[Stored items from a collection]
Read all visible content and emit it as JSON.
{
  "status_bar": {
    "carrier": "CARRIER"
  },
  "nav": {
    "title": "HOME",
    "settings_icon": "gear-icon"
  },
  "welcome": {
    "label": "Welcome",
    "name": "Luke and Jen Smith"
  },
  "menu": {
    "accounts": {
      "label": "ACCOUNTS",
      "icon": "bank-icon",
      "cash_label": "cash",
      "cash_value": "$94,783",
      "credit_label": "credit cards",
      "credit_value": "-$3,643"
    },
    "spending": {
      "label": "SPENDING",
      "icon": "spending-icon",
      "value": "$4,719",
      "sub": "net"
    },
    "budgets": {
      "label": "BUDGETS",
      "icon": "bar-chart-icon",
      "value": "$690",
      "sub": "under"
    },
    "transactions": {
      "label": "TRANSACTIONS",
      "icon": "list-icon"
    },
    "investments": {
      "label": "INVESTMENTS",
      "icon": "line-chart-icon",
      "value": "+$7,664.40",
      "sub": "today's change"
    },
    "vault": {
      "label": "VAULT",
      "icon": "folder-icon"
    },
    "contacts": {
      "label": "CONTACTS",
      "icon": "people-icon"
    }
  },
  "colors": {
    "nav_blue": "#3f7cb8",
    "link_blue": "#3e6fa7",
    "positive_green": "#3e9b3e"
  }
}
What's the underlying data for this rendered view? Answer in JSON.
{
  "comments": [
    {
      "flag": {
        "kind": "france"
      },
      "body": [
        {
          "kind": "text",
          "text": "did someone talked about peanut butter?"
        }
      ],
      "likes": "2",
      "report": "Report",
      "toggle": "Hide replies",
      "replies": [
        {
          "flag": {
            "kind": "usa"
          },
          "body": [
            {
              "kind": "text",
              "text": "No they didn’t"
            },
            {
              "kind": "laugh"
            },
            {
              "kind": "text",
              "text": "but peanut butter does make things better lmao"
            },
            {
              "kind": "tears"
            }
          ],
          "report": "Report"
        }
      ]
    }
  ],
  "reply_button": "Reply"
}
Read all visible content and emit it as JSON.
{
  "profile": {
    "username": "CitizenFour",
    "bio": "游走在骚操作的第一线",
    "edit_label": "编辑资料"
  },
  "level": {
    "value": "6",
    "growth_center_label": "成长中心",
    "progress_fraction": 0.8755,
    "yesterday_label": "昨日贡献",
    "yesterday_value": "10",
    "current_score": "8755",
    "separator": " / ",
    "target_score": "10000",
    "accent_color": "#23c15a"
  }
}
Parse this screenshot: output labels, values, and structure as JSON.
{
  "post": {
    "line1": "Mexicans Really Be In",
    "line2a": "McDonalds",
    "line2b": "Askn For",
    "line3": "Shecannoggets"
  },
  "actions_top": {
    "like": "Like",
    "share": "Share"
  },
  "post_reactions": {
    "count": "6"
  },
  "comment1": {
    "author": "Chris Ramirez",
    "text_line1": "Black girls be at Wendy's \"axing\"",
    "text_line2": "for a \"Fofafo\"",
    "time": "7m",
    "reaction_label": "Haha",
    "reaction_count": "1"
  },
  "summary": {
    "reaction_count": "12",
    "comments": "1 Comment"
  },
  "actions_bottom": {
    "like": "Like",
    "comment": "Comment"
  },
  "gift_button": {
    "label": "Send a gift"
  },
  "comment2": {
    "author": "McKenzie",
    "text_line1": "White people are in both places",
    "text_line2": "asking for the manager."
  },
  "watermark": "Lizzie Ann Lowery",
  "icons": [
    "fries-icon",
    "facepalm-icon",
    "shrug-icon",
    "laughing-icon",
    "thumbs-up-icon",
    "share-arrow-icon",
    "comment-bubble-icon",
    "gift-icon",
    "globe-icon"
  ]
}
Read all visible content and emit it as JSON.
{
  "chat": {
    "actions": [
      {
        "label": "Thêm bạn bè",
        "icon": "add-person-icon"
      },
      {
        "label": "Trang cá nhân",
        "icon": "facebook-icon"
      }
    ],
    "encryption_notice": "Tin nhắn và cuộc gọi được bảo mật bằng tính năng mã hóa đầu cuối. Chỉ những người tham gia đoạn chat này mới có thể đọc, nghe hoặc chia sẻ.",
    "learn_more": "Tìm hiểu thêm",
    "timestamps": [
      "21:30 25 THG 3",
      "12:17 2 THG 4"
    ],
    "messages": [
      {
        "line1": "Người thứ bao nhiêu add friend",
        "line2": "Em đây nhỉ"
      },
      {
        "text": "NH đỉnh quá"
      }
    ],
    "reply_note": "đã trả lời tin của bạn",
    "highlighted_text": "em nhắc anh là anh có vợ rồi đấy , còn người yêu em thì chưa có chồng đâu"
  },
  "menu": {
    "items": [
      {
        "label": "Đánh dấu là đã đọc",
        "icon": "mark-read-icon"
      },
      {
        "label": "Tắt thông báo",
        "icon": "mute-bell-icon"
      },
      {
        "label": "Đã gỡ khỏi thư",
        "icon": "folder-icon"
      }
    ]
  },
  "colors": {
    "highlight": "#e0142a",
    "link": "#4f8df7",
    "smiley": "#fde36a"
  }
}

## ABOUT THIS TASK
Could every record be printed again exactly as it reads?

## COMPLETED EXERCISE
Read all visible content and emit it as JSON.
{
  "status_bar": {
    "carrier": "CARRIER"
  },
  "nav": {
    "title": "HOME",
    "settings_icon": "gear-icon"
  },
  "welcome": {
    "label": "Welcome",
    "name": "Luke and Jen Smith"
  },
  "menu": {
    "accounts": {
      "label": "ACCOUNTS",
      "icon": "bank-icon",
      "cash_label": "cash",
      "cash_value": "$94,783",
      "credit_label": "credit cards",
      "credit_value": "-$3,643"
    },
    "spending": {
      "label": "SPENDING",
      "icon": "spending-icon",
      "value": "$4,719",
      "sub": "net"
    },
    "budgets": {
      "label": "BUDGETS",
      "icon": "bar-chart-icon",
      "value": "$690",
      "sub": "under"
    },
    "transactions": {
      "label": "TRANSACTIONS",
      "icon": "list-icon"
    },
    "investments": {
      "label": "INVESTMENTS",
      "icon": "line-chart-icon",
      "value": "+$7,664.40",
      "sub": "today's change"
    },
    "vault": {
      "label": "VAULT",
      "icon": "folder-icon"
    },
    "contacts": {
      "label": "CONTACTS",
      "icon": "people-icon"
    }
  },
  "colors": {
    "nav_blue": "#3f7cb8",
    "link_blue": "#3e6fa7",
    "positive_green": "#3e9b3e"
  }
}
What's the underlying data for this rendered view? Answer in JSON.
{
  "comments": [
    {
      "flag": {
        "kind": "france"
      },
      "body": [
        {
          "kind": "text",
          "text": "did someone talked about peanut butter?"
        }
      ],
      "likes": "2",
      "report": "Report",
      "toggle": "Hide replies",
      "replies": [
        {
          "flag": {
            "kind": "usa"
          },
          "body": [
            {
              "kind": "text",
              "text": "No they didn’t"
            },
            {
              "kind": "laugh"
            },
            {
              "kind": "text",
              "text": "but peanut butter does make things better lmao"
            },
            {
              "kind": "tears"
            }
          ],
          "report": "Report"
        }
      ]
    }
  ],
  "reply_button": "Reply"
}
Read all visible content and emit it as JSON.
{
  "profile": {
    "username": "CitizenFour",
    "bio": "游走在骚操作的第一线",
    "edit_label": "编辑资料"
  },
  "level": {
    "value": "6",
    "growth_center_label": "成长中心",
    "progress_fraction": 0.8755,
    "yesterday_label": "昨日贡献",
    "yesterday_value": "10",
    "current_score": "8755",
    "separator": " / ",
    "target_score": "10000",
    "accent_color": "#23c15a"
  }
}
Parse this screenshot: output labels, values, and structure as JSON.
{
  "post": {
    "line1": "Mexicans Really Be In",
    "line2a": "McDonalds",
    "line2b": "Askn For",
    "line3": "Shecannoggets"
  },
  "actions_top": {
    "like": "Like",
    "share": "Share"
  },
  "post_reactions": {
    "count": "6"
  },
  "comment1": {
    "author": "Chris Ramirez",
    "text_line1": "Black girls be at Wendy's \"axing\"",
    "text_line2": "for a \"Fofafo\"",
    "time": "7m",
    "reaction_label": "Haha",
    "reaction_count": "1"
  },
  "summary": {
    "reaction_count": "12",
    "comments": "1 Comment"
  },
  "actions_bottom": {
    "like": "Like",
    "comment": "Comment"
  },
  "gift_button": {
    "label": "Send a gift"
  },
  "comment2": {
    "author": "McKenzie",
    "text_line1": "White people are in both places",
    "text_line2": "asking for the manager."
  },
  "watermark": "Lizzie Ann Lowery",
  "icons": [
    "fries-icon",
    "facepalm-icon",
    "shrug-icon",
    "laughing-icon",
    "thumbs-up-icon",
    "share-arrow-icon",
    "comment-bubble-icon",
    "gift-icon",
    "globe-icon"
  ]
}
Read all visible content and emit it as JSON.
{
  "chat": {
    "actions": [
      {
        "label": "Thêm bạn bè",
        "icon": "add-person-icon"
      },
      {
        "label": "Trang cá nhân",
        "icon": "facebook-icon"
      }
    ],
    "encryption_notice": "Tin nhắn và cuộc gọi được bảo mật bằng tính năng mã hóa đầu cuối. Chỉ những người tham gia đoạn chat này mới có thể đọc, nghe hoặc chia sẻ.",
    "learn_more": "Tìm hiểu thêm",
    "timestamps": [
      "21:30 25 THG 3",
      "12:17 2 THG 4"
    ],
    "messages": [
      {
        "line1": "Người thứ bao nhiêu add friend",
        "line2": "Em đây nhỉ"
      },
      {
        "text": "NH đỉnh quá"
      }
    ],
    "reply_note": "đã trả lời tin của bạn",
    "highlighted_text": "em nhắc anh là anh có vợ rồi đấy , còn người yêu em thì chưa có chồng đâu"
  },
  "menu": {
    "items": [
      {
        "label": "Đánh dấu là đã đọc",
        "icon": "mark-read-icon"
      },
      {
        "label": "Tắt thông báo",
        "icon": "mute-bell-icon"
      },
      {
        "label": "Đã gỡ khỏi thư",
        "icon": "folder-icon"
      }
    ]
  },
  "colors": {
    "highlight": "#e0142a",
    "link": "#4f8df7",
    "smiley": "#fde36a"
  }
}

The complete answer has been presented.